More than this, we have a single place to go update our flow UI when we decide to start tracking a new field on all contacts. And a single place to update when you want to start scanning your database for contacts with new missing or invalid information. For example, we didn’t require City and State on all contacts until we started operating in multiple regions. Tracking it on all our contact, was as simple as adding it to our upsert. We allow creating contacts without gender and ethnicity but we want to fill these in over time. So doing this just required scanning all contacts in our upsert flow for missing gender or Gender set to “not specified”. If you’ve ever wanted to notify someone of a dangerous person or a VIP, this might also be a great place to do it.
Some practicalities… I did this seven years ago so I had to do all sorts of ugly things. I wrote the flow that I’m showing with modern techniques and best practices (I hope).
We weren’t able to settle on one set of fields for every contact. But we were able to settle on one set of fields for clients, volunteers, donors, and “supporters”. We made separate flows (upsert_client, and upsert_contact, and upsert_contact_simplified to cover all our cases.) That’s not very DRY, so today I would consider making yet another input parameter called TYPE. But there is a balance to complexity, even with DRY.
Since this screen may show up just about anywhere for your user where you are using upsert flows, you should make things nicer for your user by passing in a top line and bottom line that can provdie context and advice. This is simply two input parameters which you simply display at the top and bottom of every screen. That’s how I generated the comment test in my screenshots.
Once you have mastered this upsert, you may find that you want one for a donation, a payment, an affiliation, a relationship, a campaign, a campaign membership, a volunteer hour. I have almost all of these. You can see form the dates that some get modified and some hardly ever.

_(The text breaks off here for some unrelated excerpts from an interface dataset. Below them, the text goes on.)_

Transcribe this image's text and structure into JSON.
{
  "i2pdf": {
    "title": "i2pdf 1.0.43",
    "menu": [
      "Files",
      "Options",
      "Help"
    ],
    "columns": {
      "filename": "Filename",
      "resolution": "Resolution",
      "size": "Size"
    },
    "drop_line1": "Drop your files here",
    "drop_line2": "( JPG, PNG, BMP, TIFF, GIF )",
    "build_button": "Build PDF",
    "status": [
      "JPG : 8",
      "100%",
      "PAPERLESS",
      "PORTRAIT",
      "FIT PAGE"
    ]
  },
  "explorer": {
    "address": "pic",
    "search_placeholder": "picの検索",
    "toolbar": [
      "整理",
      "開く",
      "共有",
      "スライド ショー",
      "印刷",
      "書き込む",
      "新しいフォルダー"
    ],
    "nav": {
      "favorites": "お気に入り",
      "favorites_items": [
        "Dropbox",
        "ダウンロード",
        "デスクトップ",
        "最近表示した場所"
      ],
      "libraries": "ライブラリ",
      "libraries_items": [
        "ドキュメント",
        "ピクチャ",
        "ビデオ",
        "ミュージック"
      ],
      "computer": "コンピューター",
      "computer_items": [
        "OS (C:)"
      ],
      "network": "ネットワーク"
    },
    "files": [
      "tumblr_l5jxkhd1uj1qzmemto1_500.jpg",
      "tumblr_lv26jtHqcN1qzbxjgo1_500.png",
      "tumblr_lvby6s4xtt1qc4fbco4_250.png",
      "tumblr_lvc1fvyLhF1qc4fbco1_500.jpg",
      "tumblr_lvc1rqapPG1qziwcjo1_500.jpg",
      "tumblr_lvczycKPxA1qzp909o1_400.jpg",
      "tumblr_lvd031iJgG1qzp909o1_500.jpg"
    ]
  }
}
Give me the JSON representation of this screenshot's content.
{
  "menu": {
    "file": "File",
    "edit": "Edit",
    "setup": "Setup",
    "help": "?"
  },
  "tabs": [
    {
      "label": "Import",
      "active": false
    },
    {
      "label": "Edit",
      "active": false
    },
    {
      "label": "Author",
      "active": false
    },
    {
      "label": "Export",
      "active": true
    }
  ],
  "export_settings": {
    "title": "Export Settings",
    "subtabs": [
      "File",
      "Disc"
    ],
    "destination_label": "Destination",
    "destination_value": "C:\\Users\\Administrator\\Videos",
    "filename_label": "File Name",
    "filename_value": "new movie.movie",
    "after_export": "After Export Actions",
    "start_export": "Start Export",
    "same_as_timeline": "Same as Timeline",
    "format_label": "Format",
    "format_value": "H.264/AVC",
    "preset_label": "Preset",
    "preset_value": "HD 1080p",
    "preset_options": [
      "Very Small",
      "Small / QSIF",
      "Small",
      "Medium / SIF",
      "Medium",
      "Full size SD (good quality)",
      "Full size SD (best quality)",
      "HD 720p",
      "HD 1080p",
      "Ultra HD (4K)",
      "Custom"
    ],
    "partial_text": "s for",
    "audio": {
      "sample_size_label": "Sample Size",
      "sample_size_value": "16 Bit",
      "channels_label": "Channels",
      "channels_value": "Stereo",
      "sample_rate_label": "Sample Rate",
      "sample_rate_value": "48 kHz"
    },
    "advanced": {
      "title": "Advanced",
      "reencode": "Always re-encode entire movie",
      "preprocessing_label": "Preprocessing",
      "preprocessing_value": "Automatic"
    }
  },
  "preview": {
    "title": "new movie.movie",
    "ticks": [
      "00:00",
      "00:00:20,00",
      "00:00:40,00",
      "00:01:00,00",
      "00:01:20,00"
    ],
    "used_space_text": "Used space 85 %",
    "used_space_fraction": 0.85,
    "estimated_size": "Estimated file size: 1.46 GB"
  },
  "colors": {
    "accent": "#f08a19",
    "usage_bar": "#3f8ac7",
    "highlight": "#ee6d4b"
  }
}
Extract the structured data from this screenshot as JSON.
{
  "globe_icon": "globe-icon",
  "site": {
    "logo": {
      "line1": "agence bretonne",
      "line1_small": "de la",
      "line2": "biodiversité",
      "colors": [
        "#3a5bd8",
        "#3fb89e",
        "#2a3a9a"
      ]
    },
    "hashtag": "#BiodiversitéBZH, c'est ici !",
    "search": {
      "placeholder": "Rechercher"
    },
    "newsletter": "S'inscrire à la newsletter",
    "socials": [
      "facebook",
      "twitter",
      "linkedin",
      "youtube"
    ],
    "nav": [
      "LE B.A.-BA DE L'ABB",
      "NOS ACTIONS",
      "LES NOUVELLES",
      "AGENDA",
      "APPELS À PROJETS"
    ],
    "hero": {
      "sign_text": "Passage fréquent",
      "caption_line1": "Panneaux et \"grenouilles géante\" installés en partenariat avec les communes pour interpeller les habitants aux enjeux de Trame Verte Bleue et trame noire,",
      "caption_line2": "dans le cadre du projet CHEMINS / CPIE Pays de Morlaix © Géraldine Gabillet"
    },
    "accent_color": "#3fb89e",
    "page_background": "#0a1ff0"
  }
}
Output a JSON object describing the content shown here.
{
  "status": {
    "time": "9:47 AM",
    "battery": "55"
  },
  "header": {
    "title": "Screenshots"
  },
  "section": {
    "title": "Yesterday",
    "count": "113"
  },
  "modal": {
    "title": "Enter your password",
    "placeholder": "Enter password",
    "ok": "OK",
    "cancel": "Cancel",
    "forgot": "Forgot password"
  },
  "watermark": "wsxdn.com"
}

Frankly speaking, I’m of the opinion that these upsert flows should *come with Salesforce core, NPSP, PMM, and V4SF* so an admin can use them out of the box. They should be templates so you can copy and customize them. Feel free to make an idea and vote it up!